[Data items]
-.-.-
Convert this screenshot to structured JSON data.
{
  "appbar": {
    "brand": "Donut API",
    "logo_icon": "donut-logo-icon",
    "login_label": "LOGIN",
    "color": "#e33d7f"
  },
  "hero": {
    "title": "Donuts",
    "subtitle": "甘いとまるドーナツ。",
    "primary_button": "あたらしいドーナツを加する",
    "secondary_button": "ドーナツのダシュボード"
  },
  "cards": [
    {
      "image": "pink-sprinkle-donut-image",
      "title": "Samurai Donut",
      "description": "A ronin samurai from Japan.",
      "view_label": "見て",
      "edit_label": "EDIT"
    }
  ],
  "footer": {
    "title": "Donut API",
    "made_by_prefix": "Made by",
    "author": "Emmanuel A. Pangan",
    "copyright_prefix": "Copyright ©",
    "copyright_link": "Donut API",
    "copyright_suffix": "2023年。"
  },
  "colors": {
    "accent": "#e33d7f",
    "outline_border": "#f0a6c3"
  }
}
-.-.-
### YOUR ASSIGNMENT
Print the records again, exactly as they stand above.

### TASK OUTPUT
Convert this screenshot to structured JSON data.
{
  "appbar": {
    "brand": "Donut API",
    "logo_icon": "donut-logo-icon",
    "login_label": "LOGIN",
    "color": "#e33d7f"
  },
  "hero": {
    "title": "Donuts",
    "subtitle": "甘いとまるドーナツ。",
    "primary_button": "あたらしいドーナツを加する",
    "secondary_button": "ドーナツのダシュボード"
  },
  "cards": [
    {
      "image": "pink-sprinkle-donut-image",
      "title": "Samurai Donut",
      "description": "A ronin samurai from Japan.",
      "view_label": "見て",
      "edit_label": "EDIT"
    }
  ],
  "footer": {
    "title": "Donut API",
    "made_by_prefix": "Made by",
    "author": "Emmanuel A. Pangan",
    "copyright_prefix": "Copyright ©",
    "copyright_link": "Donut API",
    "copyright_suffix": "2023年。"
  },
  "colors": {
    "accent": "#e33d7f",
    "outline_border": "#f0a6c3"
  }
}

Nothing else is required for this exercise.